Lukaba executive producer Brian Posen stated, “We are excited about the opportunity to have our own space where we can collaborate with other artists and offer audiences accessible, affordable and exceptional entertainment.”

sketchfest-logo Lukaba Productions, under Posen’s leadership, has a long history of theatrical production in Chicago.  Lukaba’s flagship product is the Chicago Sketch Comedy Festival, the world’s largest such festival that has taken place at TBC each January since 2002.  In addition, Lukaba is the parent company of the Cupid Players, the musical sketch comedy troupe that lays claim to the title of longest-running sketch revue in iO Theater’s history.  Posen has also produced a number of theatrical productions.  Those presented at TBC include the Chicago premiere of Agatha Christie’s The Mousetrap, Noises Off! and How the Other Half Loves.
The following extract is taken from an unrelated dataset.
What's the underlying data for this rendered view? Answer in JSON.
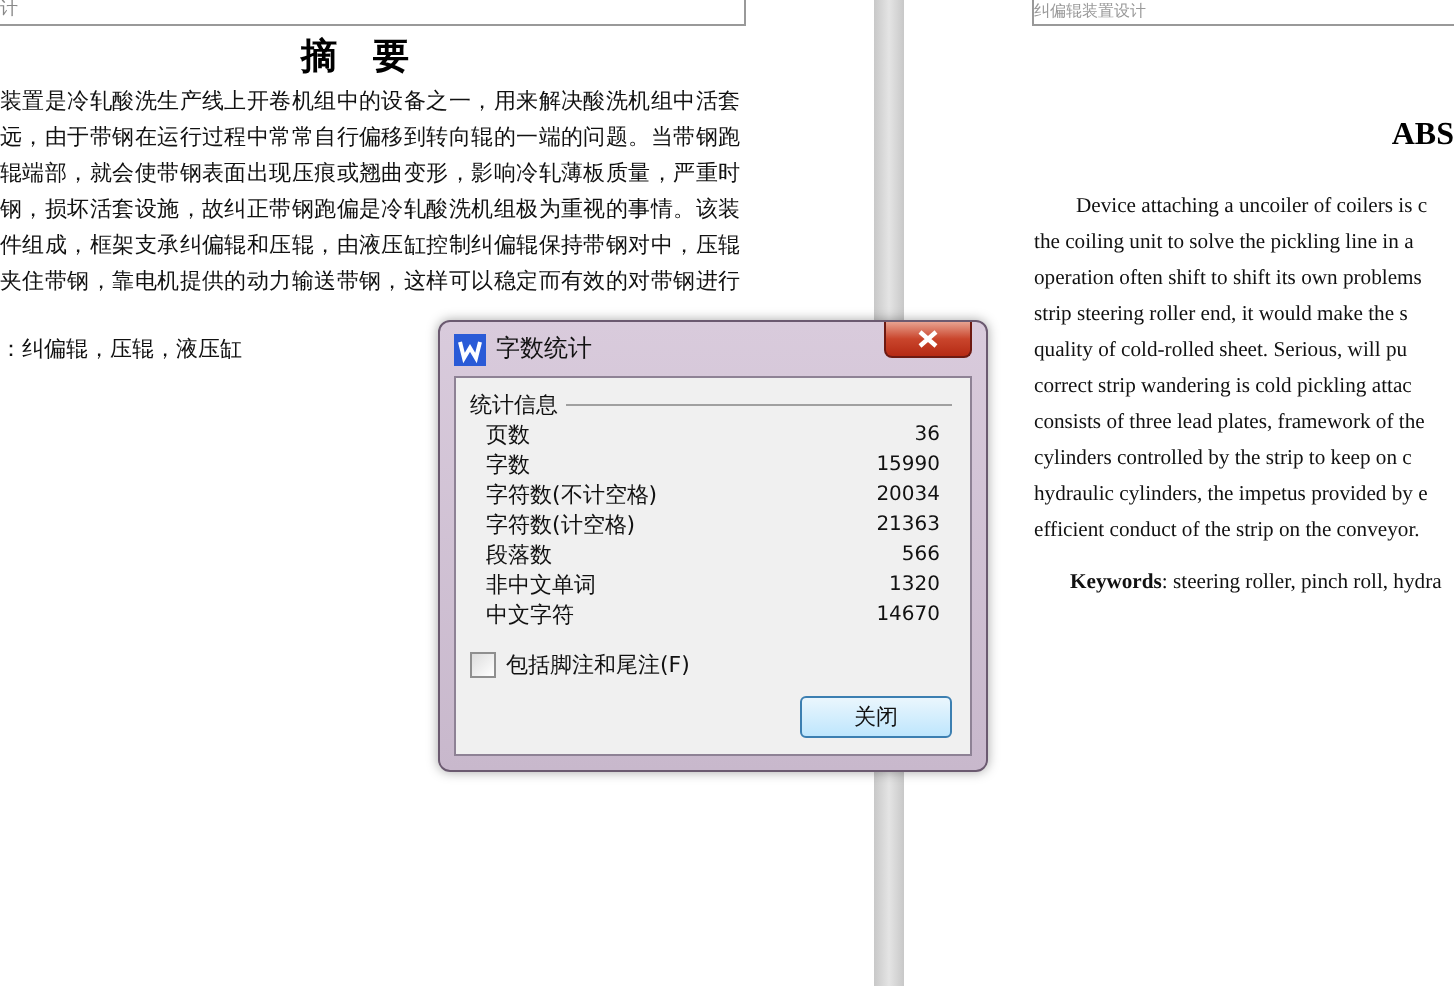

“We have spent the last several years searching for a permanent home that can serve as a base for our own productions, as well as helping us fulfill our mission of serving and nurturing Chicago’s theatrical artists.  We will continue TBC’s tradition of offering Chicago’s off-Loop companies affordable performance space so that the building will continue to serve as an incubator for Chicago theatre,” said Lukaba board chair Laura Michaud.

See more updates on this story at Chris Jones’ blog.